Of course, life isn’t all ideal financial planning cases. Not everyone is a married couple with kids on full scholarship to great schools with enormous life savings and clear financial goals! In fact, many people will struggle to accomplish even basic financial goals, and often the hindrance rather than help is the person by their side! Early last year I took on the task of obtaining the Certified Divorce Financial Analyst (CDFA®) credential, as divorce is one of the 72 topics of the CFP® Certification, but Divorce is complicated on a state-by-state basis and moreso by the fact that it’s an ever evolving field. The CDFA® is a professional designation I’d love to let sit on the shelf, but life happens to all of us, so it’s there when needed to help clients move onto the next stage of life when the unfortunate befalls their relationships.
Just for Clarity
The next designation I studied admittedly might have been a bit petty. You see, the CFP® Certification has been around for decades and has had a rival for just as long, the Chartered Financial Consultant (ChFC®) charter. While both cover almost the exact same topics, most financial planners go about obtaining one and then as is human nature, declare the one they have the better of the two. Well, not one to leave a stone un-turned, I decided to revisit my CFP® Professional roots and complete the ChFC® curriculum to settle the debate for myself. While the ChFC® covers in greater detail some contemporary educational topics such as behavioral finance and special needs financial planning, it lacks the same substantive experiential, educational, and ethical requirements as the CFP® (in addition to breaking up its tests course by course rather than a comprehensive exam). Having completed and obtained both, I tell any financial planner that the CFP® is where it’s at, but for those coming from unconventional backgrounds, the ChFC® can provide some decent base knowledge.

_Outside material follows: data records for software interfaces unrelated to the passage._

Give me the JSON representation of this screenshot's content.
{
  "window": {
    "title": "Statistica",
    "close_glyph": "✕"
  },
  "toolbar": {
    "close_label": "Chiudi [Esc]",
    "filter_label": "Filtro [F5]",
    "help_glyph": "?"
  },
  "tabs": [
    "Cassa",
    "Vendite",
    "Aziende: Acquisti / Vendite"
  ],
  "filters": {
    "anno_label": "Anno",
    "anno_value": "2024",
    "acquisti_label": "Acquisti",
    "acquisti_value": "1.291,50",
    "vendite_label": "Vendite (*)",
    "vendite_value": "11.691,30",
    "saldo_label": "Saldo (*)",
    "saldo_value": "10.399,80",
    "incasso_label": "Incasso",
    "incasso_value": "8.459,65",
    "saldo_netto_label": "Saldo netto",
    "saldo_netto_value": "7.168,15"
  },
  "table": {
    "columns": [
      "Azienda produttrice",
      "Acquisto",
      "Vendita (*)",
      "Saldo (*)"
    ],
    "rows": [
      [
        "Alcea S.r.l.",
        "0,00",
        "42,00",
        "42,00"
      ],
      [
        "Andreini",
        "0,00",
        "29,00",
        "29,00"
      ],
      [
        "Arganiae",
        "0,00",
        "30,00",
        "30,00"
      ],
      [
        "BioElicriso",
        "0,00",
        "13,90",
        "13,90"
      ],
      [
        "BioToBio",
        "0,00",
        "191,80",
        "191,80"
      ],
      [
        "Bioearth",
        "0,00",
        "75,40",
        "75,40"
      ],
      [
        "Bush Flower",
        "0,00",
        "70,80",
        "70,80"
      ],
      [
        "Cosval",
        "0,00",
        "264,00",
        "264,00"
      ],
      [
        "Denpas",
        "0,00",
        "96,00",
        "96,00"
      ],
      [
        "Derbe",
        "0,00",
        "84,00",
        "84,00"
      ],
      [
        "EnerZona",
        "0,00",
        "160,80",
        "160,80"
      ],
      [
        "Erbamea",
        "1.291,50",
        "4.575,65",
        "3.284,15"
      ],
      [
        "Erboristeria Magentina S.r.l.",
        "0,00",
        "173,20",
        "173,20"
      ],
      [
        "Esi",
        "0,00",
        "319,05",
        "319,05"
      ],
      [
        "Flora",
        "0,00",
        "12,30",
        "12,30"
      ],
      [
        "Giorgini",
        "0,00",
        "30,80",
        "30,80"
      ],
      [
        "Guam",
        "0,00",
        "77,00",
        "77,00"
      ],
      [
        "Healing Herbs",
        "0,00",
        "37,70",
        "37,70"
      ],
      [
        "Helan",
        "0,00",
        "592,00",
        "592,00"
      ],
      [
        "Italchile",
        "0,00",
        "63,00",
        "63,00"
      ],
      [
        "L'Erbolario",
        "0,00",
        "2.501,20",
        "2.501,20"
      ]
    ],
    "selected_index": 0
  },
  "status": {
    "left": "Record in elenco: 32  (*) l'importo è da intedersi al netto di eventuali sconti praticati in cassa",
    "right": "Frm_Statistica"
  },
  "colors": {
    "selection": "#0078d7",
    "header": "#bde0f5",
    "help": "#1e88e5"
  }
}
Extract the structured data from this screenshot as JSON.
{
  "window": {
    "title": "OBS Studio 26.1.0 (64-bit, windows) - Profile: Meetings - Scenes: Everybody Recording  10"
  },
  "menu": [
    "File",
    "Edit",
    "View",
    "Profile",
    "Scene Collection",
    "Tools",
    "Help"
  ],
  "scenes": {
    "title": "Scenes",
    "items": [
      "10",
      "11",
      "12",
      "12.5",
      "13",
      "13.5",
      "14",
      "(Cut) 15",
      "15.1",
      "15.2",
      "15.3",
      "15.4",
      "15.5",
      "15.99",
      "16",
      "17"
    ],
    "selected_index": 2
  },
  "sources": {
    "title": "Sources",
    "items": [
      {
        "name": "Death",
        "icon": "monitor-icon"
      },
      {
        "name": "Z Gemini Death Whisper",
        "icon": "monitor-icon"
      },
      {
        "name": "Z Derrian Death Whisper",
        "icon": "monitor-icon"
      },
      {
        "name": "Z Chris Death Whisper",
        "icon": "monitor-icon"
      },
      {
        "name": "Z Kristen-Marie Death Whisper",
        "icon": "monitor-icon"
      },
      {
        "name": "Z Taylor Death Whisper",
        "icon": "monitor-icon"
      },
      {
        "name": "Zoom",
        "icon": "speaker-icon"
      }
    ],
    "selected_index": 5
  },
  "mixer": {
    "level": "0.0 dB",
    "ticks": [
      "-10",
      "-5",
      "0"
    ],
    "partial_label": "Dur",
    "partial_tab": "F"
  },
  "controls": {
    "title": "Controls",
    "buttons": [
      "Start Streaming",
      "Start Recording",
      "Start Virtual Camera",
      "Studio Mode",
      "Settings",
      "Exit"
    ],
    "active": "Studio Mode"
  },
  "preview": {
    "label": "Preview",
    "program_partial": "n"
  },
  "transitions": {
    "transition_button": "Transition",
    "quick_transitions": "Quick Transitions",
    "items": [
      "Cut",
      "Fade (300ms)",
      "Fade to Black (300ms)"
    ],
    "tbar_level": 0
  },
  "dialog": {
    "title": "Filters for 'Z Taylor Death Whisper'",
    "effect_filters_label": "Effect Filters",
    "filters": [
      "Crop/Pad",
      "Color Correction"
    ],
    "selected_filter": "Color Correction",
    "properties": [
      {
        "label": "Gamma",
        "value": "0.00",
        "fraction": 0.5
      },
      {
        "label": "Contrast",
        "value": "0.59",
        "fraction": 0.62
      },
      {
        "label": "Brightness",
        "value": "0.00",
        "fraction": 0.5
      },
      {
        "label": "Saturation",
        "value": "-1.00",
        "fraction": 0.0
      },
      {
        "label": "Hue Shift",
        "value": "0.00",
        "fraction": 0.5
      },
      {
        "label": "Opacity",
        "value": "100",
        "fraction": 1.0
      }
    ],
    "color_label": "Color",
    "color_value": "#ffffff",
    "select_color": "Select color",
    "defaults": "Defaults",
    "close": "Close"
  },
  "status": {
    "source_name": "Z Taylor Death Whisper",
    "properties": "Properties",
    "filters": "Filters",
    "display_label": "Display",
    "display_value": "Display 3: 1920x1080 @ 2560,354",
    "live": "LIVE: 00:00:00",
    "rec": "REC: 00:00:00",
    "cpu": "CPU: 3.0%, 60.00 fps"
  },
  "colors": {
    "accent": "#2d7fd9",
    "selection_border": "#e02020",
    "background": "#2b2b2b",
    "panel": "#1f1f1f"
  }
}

So is that enough letters behind your name?
No! Loathe as I am to admit it, I’m currently coveting the education behind a number of fascinating professional designations and credentials. The Wealth Management Certified Professional® looks enticing with its comprehensive high level roll-up of financial planning and investment education. The Accredited Estate Planner is quite exciting with its advanced estate planning education. In the corner are the Retirement Income Certified Professional® and the Certified Advisor in Philanthropy® designations, taunting me with their advanced knowledge of late-stage life planning and gifting strategies. Meanwhile the Registered Life Planner® designation is all the rage in helping clients live more meaningful lives via their relationship with money. And of course we haven’t even mentioned that second masters or the PhD programs I’ve been looking at. For better or worse, you’re likely stuck with me getting ever longer email signatures and business cards, because I can’t help but keep excitedly learning more and more to better serve the clients and community that I love. So stick with me, because for however annoying it is to see the alphabet soup of professional designations spilling out behind my name in emails and on letterhead, it just represents one more incredible piece of learning that I can bring to help you accomplish your life goals!